__Work item__: Nothing but a number should be given: how many lines in the entries below include the string "contribution".

__Data records for software interfaces__:
######

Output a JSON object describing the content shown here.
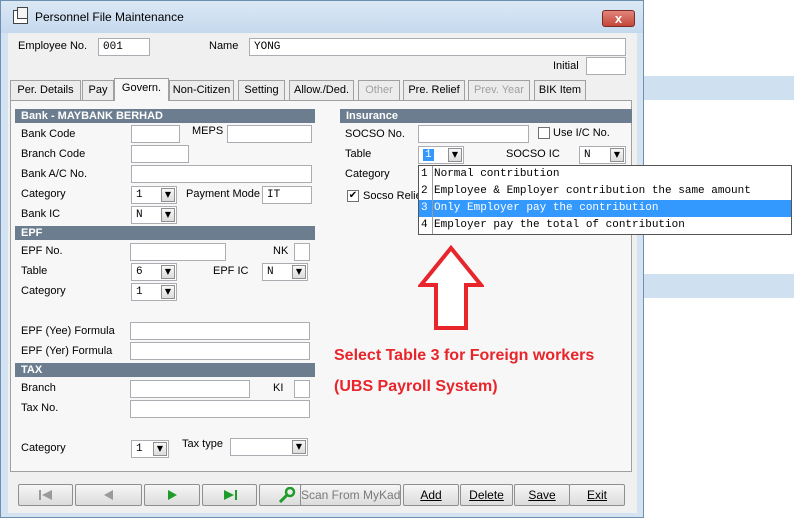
{
  "window": {
    "title": "Personnel File Maintenance",
    "close_glyph": "x"
  },
  "header": {
    "employee_no_label": "Employee No.",
    "employee_no_value": "001",
    "name_label": "Name",
    "name_value": "YONG",
    "initial_label": "Initial",
    "initial_value": ""
  },
  "tabs": [
    {
      "label": "Per. Details",
      "state": "normal"
    },
    {
      "label": "Pay",
      "state": "normal"
    },
    {
      "label": "Govern.",
      "state": "active"
    },
    {
      "label": "Non-Citizen",
      "state": "normal"
    },
    {
      "label": "Setting",
      "state": "normal"
    },
    {
      "label": "Allow./Ded.",
      "state": "normal"
    },
    {
      "label": "Other",
      "state": "disabled"
    },
    {
      "label": "Pre. Relief",
      "state": "normal"
    },
    {
      "label": "Prev. Year",
      "state": "disabled"
    },
    {
      "label": "BIK Item",
      "state": "normal"
    }
  ],
  "bank": {
    "header": "Bank - MAYBANK BERHAD",
    "bank_code_label": "Bank Code",
    "bank_code_value": "",
    "meps_label": "MEPS",
    "meps_value": "",
    "branch_code_label": "Branch Code",
    "branch_code_value": "",
    "account_label": "Bank A/C No.",
    "account_value": "",
    "category_label": "Category",
    "category_value": "1",
    "payment_mode_label": "Payment Mode",
    "payment_mode_value": "IT",
    "bank_ic_label": "Bank IC",
    "bank_ic_value": "N"
  },
  "epf": {
    "header": "EPF",
    "epf_no_label": "EPF No.",
    "epf_no_value": "",
    "nk_label": "NK",
    "nk_value": "",
    "table_label": "Table",
    "table_value": "6",
    "epf_ic_label": "EPF IC",
    "epf_ic_value": "N",
    "category_label": "Category",
    "category_value": "1",
    "yee_formula_label": "EPF (Yee) Formula",
    "yee_formula_value": "",
    "yer_formula_label": "EPF (Yer) Formula",
    "yer_formula_value": ""
  },
  "tax": {
    "header": "TAX",
    "branch_label": "Branch",
    "branch_value": "",
    "ki_label": "KI",
    "ki_value": "",
    "tax_no_label": "Tax No.",
    "tax_no_value": "",
    "category_label": "Category",
    "category_value": "1",
    "tax_type_label": "Tax type",
    "tax_type_value": ""
  },
  "insurance": {
    "header": "Insurance",
    "socso_no_label": "SOCSO No.",
    "socso_no_value": "",
    "use_ic_label": "Use I/C No.",
    "use_ic_checked": false,
    "table_label": "Table",
    "table_value": "1",
    "socso_ic_label": "SOCSO IC",
    "socso_ic_value": "N",
    "category_label": "Category",
    "socso_relief_label": "Socso Relie",
    "socso_relief_checked": true
  },
  "dropdown_options": [
    {
      "num": "1",
      "text": "Normal contribution"
    },
    {
      "num": "2",
      "text": "Employee & Employer contribution the same amount"
    },
    {
      "num": "3",
      "text": "Only Employer pay the contribution"
    },
    {
      "num": "4",
      "text": "Employer pay the total of contribution"
    }
  ],
  "dropdown_selected_index": 2,
  "annotation": {
    "line1": "Select Table 3 for Foreign workers",
    "line2": "(UBS Payroll System)",
    "color": "#e8252b"
  },
  "buttons": {
    "first": "|◀",
    "prev": "◀",
    "next": "▶",
    "last": "▶|",
    "search": "search",
    "scan": "Scan From MyKad",
    "add": "Add",
    "delete": "Delete",
    "save": "Save",
    "exit": "Exit"
  },
  "colors": {
    "section_header": "#6b7d8e",
    "selection": "#3399ff",
    "nav_green": "#1e9c2a",
    "nav_gray": "#9a9a9a"
  }
}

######

__Answer to the exercise__: 4